What the task asks – Output everything in the listing exactly.
↓
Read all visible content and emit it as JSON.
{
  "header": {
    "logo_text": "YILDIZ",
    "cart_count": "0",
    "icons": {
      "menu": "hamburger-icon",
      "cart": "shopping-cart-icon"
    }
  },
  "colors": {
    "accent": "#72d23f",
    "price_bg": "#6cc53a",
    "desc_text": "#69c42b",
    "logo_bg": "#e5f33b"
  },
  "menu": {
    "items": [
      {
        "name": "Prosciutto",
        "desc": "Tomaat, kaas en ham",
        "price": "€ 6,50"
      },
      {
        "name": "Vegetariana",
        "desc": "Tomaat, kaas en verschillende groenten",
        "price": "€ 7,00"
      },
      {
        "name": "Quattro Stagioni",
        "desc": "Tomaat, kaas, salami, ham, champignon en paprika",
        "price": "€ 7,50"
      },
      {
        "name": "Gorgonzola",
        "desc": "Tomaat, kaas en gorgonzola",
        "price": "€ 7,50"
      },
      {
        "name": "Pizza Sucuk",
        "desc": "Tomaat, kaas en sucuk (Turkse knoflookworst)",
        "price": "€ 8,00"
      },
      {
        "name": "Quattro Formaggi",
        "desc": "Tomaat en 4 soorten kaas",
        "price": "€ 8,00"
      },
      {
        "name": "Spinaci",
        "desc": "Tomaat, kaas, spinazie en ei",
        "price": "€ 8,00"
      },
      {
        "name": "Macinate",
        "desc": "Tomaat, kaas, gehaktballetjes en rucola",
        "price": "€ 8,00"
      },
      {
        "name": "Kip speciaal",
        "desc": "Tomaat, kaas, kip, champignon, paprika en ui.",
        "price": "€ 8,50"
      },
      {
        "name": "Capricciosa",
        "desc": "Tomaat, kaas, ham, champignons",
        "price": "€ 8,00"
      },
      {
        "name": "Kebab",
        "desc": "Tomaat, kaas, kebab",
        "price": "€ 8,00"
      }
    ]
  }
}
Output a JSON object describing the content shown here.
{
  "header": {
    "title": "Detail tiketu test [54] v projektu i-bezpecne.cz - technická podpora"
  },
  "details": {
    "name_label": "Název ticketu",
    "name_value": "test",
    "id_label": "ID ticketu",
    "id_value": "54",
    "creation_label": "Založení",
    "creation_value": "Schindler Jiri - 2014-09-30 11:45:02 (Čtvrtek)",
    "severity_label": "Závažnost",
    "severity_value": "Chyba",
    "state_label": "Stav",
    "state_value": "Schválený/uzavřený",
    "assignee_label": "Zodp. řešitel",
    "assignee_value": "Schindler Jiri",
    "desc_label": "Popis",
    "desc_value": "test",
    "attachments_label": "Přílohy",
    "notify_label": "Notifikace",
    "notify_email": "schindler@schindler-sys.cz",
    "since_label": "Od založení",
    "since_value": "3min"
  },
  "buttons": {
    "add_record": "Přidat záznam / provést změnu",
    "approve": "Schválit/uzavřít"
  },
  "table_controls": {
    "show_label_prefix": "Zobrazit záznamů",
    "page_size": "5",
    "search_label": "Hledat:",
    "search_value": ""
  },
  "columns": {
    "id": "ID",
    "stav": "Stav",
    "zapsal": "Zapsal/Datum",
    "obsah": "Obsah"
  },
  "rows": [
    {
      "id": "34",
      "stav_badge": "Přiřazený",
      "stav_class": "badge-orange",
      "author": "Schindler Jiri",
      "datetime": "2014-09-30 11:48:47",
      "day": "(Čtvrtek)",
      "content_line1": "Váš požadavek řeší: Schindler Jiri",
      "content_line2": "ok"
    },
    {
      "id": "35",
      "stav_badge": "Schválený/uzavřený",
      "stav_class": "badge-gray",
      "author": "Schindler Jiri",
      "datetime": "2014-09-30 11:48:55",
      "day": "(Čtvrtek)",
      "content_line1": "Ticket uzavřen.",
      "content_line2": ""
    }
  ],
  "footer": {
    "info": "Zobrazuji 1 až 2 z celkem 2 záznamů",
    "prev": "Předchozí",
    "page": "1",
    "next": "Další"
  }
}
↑
Answer box –
Read all visible content and emit it as JSON.
{
  "header": {
    "logo_text": "YILDIZ",
    "cart_count": "0",
    "icons": {
      "menu": "hamburger-icon",
      "cart": "shopping-cart-icon"
    }
  },
  "colors": {
    "accent": "#72d23f",
    "price_bg": "#6cc53a",
    "desc_text": "#69c42b",
    "logo_bg": "#e5f33b"
  },
  "menu": {
    "items": [
      {
        "name": "Prosciutto",
        "desc": "Tomaat, kaas en ham",
        "price": "€ 6,50"
      },
      {
        "name": "Vegetariana",
        "desc": "Tomaat, kaas en verschillende groenten",
        "price": "€ 7,00"
      },
      {
        "name": "Quattro Stagioni",
        "desc": "Tomaat, kaas, salami, ham, champignon en paprika",
        "price": "€ 7,50"
      },
      {
        "name": "Gorgonzola",
        "desc": "Tomaat, kaas en gorgonzola",
        "price": "€ 7,50"
      },
      {
        "name": "Pizza Sucuk",
        "desc": "Tomaat, kaas en sucuk (Turkse knoflookworst)",
        "price": "€ 8,00"
      },
      {
        "name": "Quattro Formaggi",
        "desc": "Tomaat en 4 soorten kaas",
        "price": "€ 8,00"
      },
      {
        "name": "Spinaci",
        "desc": "Tomaat, kaas, spinazie en ei",
        "price": "€ 8,00"
      },
      {
        "name": "Macinate",
        "desc": "Tomaat, kaas, gehaktballetjes en rucola",
        "price": "€ 8,00"
      },
      {
        "name": "Kip speciaal",
        "desc": "Tomaat, kaas, kip, champignon, paprika en ui.",
        "price": "€ 8,50"
      },
      {
        "name": "Capricciosa",
        "desc": "Tomaat, kaas, ham, champignons",
        "price": "€ 8,00"
      },
      {
        "name": "Kebab",
        "desc": "Tomaat, kaas, kebab",
        "price": "€ 8,00"
      }
    ]
  }
}
Output a JSON object describing the content shown here.
{
  "header": {
    "title": "Detail tiketu test [54] v projektu i-bezpecne.cz - technická podpora"
  },
  "details": {
    "name_label": "Název ticketu",
    "name_value": "test",
    "id_label": "ID ticketu",
    "id_value": "54",
    "creation_label": "Založení",
    "creation_value": "Schindler Jiri - 2014-09-30 11:45:02 (Čtvrtek)",
    "severity_label": "Závažnost",
    "severity_value": "Chyba",
    "state_label": "Stav",
    "state_value": "Schválený/uzavřený",
    "assignee_label": "Zodp. řešitel",
    "assignee_value": "Schindler Jiri",
    "desc_label": "Popis",
    "desc_value": "test",
    "attachments_label": "Přílohy",
    "notify_label": "Notifikace",
    "notify_email": "schindler@schindler-sys.cz",
    "since_label": "Od založení",
    "since_value": "3min"
  },
  "buttons": {
    "add_record": "Přidat záznam / provést změnu",
    "approve": "Schválit/uzavřít"
  },
  "table_controls": {
    "show_label_prefix": "Zobrazit záznamů",
    "page_size": "5",
    "search_label": "Hledat:",
    "search_value": ""
  },
  "columns": {
    "id": "ID",
    "stav": "Stav",
    "zapsal": "Zapsal/Datum",
    "obsah": "Obsah"
  },
  "rows": [
    {
      "id": "34",
      "stav_badge": "Přiřazený",
      "stav_class": "badge-orange",
      "author": "Schindler Jiri",
      "datetime": "2014-09-30 11:48:47",
      "day": "(Čtvrtek)",
      "content_line1": "Váš požadavek řeší: Schindler Jiri",
      "content_line2": "ok"
    },
    {
      "id": "35",
      "stav_badge": "Schválený/uzavřený",
      "stav_class": "badge-gray",
      "author": "Schindler Jiri",
      "datetime": "2014-09-30 11:48:55",
      "day": "(Čtvrtek)",
      "content_line1": "Ticket uzavřen.",
      "content_line2": ""
    }
  ],
  "footer": {
    "info": "Zobrazuji 1 až 2 z celkem 2 záznamů",
    "prev": "Předchozí",
    "page": "1",
    "next": "Další"
  }
}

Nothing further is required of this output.